State Sen. Travis Holdman, R-Markle, sponsor of the measure, said Monday he will call the legislation for "second reading" Tuesday.
It prohibits discrimination in housing, employment and public accommodations based on sexual orientation or military status, but exempts nearly any entity with a connection to religion and most wedding service providers.
Already senators are chomping at the bit to alter it.
Two of the proposed amendments add transgender Hoosiers to the anti-discrimination protections the measure would provide lesbian, gay and bisexual Hoosiers.
State Sen. Ron Alting, R-Lafayette, also would allow localities to enact civil rights protections covering LGB and T through 2017.
Currently, the legislation leaves intact human rights ordinances enacted prior to 2016, but does not allow any additional local protections that would be stronger than state law.
On the other hand, state Sen. Brent Waltz, R-Greenwood, wants to eliminate all local civil rights ordinances and would exclude most employers from the prohibition on hiring discrimination.
Waltz also suggests limiting civil rights protections to "actual" homosexual or bisexual Hoosiers, instead of also including men and women "perceived" as gay.
He does not specify how that should be tested.

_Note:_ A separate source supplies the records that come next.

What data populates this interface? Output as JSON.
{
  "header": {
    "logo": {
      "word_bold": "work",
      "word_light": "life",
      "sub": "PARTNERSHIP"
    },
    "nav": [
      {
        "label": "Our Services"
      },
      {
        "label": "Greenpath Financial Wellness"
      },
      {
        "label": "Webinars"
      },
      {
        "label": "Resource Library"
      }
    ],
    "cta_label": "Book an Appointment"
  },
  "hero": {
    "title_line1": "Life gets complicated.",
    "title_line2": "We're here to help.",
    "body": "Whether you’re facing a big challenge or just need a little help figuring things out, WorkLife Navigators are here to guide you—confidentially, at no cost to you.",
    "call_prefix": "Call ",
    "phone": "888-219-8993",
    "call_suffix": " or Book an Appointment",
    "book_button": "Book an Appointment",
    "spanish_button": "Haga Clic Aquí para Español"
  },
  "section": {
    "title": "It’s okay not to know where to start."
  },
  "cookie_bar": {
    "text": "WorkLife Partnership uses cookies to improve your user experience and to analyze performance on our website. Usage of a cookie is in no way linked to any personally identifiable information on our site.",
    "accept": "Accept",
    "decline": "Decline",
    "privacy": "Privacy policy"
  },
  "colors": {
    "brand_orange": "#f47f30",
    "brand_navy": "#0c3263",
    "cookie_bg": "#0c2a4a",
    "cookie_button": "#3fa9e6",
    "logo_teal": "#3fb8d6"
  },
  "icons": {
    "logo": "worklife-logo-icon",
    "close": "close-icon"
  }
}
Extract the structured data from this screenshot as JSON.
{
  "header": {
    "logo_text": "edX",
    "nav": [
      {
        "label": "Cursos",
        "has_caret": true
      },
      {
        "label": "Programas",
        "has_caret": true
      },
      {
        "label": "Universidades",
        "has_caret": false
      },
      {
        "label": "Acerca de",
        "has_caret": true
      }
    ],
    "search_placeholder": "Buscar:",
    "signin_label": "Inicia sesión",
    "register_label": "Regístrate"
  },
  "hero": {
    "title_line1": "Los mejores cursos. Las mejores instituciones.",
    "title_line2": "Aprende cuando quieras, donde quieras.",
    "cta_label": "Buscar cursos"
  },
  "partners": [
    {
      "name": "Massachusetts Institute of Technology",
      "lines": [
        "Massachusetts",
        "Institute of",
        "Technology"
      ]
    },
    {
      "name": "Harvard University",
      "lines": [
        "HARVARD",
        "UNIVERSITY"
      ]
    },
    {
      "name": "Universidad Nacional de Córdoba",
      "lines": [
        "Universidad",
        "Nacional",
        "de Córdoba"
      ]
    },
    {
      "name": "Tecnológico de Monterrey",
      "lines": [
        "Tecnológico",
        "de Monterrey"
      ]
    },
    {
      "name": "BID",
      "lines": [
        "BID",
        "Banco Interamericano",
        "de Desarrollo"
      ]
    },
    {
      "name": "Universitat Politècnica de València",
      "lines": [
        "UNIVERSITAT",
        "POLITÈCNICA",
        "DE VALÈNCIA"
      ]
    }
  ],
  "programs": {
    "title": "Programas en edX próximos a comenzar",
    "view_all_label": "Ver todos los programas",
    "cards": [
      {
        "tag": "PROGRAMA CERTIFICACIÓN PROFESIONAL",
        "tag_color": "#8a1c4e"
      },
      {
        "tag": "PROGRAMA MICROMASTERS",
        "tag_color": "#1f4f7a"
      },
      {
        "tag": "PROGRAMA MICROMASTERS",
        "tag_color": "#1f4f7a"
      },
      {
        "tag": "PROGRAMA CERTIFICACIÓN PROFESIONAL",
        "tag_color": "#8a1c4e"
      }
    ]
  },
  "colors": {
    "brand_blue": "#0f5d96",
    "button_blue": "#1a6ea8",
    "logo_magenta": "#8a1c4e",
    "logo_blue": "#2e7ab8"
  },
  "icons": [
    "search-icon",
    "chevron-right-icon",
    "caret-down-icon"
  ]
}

Senators can file proposed amendments through Tuesday morning. A majority of the 50 lawmakers must approve an amendment to alter the legislation prior to the final chamber vote.